A coalition of veterans groups, VALOR (Veterans Action Lobby On Remembrance), demanded that if the Convention Center were to be renamed, it should be renamed as a memorial to the veterans. They asked the City Council for a delay in the hearing date in order to allow the veterans organizations, many of whose members are still unaware of the proposed renaming, more time to participate in the discussions. The current mayor, Susan Hammer, rebuffed their appeal. (Hammer and the former mayor’s friends first announced their intent to rename the new Center a scant 36 days after he left office.)
Older veterans are quick to remind those who will listen that San Jose veterans had been promised in 1936 (a promise renewed several times since) a ﬁtting memorial – to date they are still waiting. VALOR, whose membership is mostly Vietnam veterans say, if not (a memorial) now, when VALOR, just this last year, approached then mayor McEnery and City Council members to ask that an arena, now under construction and owned by the city, be named in honor of the veterans. That request was denied on “ﬁscal considerations,” even though the veterans were certain that their fundraising abilities would allay that concern.
Other citizens joined the dispute on the renaming of the taxpayer built Convention Center at Tuesday’s meeting.
The City’s Historic Landmarks Commission” (whose duty by City ordinance is to advise the City on the naming of public properties) determined, on April 3rd, that the renaming of the new Convention Center in honor of the former mayor was both “premature and inappropriate.
The new mayor, Susan Hammer, promised that citizen participation, in particular the role of Commissions and Committees. would be a mainstay in her administration.
The decision to ignore the advice of two important Commissions does not augur well for the City – as Council woman Alvarado pointed out – there were some disturbing actions taken and attitudes expressed that evening towards those who objected to the renaming of the new Center for which she expressed concern.

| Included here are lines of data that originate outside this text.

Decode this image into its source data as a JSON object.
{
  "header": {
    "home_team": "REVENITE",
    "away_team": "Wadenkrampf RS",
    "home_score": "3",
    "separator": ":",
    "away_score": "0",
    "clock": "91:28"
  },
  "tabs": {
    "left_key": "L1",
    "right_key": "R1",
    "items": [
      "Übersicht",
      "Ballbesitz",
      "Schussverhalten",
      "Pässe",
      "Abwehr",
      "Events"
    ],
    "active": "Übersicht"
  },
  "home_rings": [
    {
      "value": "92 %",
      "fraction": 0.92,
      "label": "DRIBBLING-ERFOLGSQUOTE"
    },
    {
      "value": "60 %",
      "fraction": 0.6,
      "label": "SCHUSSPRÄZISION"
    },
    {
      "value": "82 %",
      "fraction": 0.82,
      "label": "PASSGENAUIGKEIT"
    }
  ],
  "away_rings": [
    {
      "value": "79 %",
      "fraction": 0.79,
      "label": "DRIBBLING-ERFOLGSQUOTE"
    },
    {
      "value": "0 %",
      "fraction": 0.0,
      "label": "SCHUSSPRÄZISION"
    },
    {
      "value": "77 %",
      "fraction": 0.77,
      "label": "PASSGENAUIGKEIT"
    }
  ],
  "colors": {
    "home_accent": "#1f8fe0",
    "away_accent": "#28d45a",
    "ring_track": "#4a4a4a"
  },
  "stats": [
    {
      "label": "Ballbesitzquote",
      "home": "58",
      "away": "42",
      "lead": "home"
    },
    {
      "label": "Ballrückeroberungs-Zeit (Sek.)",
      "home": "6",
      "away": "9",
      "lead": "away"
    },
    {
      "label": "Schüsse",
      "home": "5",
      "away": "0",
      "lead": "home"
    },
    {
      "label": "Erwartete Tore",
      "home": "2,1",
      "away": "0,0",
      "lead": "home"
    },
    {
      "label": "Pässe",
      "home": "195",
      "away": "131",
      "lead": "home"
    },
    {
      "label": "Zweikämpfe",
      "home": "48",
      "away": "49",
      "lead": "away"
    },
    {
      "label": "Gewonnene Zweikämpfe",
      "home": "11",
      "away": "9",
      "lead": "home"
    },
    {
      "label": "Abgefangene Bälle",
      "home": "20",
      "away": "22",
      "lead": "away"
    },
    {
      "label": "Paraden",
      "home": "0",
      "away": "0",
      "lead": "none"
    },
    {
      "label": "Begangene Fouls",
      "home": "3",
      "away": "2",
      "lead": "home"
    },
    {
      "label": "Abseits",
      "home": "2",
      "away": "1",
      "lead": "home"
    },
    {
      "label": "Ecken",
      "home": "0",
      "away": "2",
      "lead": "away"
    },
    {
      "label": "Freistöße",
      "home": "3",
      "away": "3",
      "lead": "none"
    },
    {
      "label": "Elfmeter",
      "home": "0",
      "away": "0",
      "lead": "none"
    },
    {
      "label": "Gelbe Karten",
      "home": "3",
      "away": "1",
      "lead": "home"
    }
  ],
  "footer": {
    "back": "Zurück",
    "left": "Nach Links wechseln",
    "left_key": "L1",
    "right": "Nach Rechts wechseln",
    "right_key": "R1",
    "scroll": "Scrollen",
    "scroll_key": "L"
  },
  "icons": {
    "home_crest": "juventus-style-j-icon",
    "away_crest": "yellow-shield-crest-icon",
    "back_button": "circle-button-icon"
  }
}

The breaking of all promises made to encourage citizen participation, at the first opportunity does not augur well for the future. Are we to face four more years of the triumph of personal and special interests over that of the public? Only time will tell; but it will be interesting to see if a laudable desire to encourage major league baseball to San Jose is to be followed by an ove urge to give public money to private interests.